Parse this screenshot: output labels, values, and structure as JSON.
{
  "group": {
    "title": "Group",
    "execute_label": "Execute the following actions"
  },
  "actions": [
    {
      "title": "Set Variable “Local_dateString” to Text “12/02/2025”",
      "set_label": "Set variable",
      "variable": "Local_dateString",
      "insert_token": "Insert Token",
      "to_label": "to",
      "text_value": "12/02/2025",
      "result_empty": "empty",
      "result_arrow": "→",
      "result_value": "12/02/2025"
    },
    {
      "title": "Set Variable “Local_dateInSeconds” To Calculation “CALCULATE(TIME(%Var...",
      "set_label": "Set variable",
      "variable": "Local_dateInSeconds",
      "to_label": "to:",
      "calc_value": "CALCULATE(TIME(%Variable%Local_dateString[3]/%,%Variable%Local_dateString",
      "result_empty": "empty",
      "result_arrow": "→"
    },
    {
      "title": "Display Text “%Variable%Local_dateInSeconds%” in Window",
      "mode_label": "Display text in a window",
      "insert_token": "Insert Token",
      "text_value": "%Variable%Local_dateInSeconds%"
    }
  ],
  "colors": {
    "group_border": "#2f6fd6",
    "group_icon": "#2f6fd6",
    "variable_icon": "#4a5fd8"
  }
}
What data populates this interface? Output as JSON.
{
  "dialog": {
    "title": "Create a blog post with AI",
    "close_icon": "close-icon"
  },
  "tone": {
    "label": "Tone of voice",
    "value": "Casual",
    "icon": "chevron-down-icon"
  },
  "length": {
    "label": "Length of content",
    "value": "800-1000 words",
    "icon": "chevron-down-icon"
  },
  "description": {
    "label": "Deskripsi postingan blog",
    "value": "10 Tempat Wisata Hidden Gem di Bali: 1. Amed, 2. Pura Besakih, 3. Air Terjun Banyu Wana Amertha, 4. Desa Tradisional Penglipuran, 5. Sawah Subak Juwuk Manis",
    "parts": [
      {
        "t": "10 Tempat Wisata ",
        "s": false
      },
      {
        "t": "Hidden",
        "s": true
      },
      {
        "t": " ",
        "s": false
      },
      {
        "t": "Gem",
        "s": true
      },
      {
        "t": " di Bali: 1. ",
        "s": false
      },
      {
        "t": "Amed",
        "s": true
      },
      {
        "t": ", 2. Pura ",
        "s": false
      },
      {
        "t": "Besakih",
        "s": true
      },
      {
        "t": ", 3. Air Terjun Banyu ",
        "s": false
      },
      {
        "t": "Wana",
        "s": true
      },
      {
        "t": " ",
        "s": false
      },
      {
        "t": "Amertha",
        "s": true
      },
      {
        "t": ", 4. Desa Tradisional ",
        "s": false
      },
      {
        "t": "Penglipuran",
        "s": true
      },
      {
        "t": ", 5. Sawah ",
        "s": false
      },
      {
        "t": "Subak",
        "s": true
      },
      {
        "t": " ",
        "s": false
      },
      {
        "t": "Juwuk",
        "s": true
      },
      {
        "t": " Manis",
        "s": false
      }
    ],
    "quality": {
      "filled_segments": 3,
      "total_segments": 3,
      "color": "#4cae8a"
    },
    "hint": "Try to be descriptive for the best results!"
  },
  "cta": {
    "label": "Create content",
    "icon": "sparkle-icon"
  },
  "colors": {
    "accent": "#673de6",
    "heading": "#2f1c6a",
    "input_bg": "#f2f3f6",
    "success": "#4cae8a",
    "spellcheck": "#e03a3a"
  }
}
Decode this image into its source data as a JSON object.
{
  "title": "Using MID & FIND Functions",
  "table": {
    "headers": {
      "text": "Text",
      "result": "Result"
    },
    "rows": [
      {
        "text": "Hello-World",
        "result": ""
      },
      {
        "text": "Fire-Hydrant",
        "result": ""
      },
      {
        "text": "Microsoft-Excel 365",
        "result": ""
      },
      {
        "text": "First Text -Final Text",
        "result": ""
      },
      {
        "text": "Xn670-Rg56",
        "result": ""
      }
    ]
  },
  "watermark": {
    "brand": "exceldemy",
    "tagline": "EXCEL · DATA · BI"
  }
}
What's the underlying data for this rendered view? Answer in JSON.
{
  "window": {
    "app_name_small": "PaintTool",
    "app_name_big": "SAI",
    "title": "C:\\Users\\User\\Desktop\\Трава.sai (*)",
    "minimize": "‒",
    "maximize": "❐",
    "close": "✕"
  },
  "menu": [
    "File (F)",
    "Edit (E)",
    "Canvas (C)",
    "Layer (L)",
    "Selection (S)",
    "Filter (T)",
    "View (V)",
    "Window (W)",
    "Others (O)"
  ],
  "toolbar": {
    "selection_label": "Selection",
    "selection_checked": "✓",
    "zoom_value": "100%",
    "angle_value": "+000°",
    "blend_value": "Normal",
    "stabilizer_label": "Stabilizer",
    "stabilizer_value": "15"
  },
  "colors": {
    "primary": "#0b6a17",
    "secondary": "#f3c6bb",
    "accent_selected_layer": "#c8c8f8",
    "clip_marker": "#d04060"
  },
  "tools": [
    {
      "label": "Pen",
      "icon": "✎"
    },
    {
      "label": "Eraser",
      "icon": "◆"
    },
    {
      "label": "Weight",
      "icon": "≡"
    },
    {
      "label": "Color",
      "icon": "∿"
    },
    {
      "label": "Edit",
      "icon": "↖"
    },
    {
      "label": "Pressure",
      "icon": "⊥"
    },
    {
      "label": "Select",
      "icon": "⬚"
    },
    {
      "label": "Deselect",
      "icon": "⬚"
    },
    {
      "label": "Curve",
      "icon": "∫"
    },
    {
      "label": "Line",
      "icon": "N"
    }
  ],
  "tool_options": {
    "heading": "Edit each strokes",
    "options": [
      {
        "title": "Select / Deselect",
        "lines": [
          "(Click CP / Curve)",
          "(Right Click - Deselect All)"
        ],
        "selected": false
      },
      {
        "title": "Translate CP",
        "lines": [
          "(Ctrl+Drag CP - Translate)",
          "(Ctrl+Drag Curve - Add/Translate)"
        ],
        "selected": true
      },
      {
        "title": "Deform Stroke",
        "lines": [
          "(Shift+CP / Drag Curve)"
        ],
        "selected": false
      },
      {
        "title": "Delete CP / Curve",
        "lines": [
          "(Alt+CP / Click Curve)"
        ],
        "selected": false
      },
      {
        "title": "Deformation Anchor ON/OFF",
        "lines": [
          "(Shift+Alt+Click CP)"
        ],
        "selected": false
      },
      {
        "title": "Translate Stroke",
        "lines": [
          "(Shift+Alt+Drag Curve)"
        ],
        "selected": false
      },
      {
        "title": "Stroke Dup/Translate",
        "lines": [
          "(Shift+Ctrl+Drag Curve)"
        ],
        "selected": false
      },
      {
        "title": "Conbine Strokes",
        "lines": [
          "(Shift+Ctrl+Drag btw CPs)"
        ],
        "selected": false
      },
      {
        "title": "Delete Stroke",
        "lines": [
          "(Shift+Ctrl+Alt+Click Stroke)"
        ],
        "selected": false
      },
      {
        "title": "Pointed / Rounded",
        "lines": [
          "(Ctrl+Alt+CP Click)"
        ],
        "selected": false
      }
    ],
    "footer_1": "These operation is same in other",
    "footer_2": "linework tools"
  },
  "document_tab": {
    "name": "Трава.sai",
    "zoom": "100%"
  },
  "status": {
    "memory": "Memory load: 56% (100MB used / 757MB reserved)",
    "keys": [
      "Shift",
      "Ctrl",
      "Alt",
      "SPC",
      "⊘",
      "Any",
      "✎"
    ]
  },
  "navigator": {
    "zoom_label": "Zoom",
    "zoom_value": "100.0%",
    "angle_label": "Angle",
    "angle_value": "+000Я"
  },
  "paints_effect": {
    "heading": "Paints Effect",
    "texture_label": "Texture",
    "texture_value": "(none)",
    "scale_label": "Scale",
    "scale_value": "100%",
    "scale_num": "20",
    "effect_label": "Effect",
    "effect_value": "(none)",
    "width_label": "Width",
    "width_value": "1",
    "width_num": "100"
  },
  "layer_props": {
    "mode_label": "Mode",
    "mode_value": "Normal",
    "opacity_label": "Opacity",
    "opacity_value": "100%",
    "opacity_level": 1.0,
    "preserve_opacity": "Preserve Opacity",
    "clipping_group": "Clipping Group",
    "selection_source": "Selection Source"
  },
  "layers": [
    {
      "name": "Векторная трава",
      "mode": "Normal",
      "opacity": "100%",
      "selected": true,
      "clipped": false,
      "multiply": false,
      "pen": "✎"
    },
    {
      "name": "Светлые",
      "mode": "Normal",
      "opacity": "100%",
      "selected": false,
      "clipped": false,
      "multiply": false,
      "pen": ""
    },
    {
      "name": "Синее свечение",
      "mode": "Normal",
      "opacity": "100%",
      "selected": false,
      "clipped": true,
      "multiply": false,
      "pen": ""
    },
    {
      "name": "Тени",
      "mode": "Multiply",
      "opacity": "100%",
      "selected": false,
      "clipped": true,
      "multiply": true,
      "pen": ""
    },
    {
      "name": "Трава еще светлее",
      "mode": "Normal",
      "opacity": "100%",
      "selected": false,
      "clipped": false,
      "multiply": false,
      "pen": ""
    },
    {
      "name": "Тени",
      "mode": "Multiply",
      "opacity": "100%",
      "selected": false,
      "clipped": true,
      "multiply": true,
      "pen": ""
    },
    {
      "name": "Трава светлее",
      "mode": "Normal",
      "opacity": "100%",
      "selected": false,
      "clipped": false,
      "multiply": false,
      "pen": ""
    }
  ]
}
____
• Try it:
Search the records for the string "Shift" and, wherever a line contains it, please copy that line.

• Result of this exercise:
          "(Shift+CP / Drag Curve)"
          "(Shift+Alt+Click CP)"
          "(Shift+Alt+Drag Curve)"
          "(Shift+Ctrl+Drag Curve)"
          "(Shift+Ctrl+Drag btw CPs)"
          "(Shift+Ctrl+Alt+Click Stroke)"
      "Shift",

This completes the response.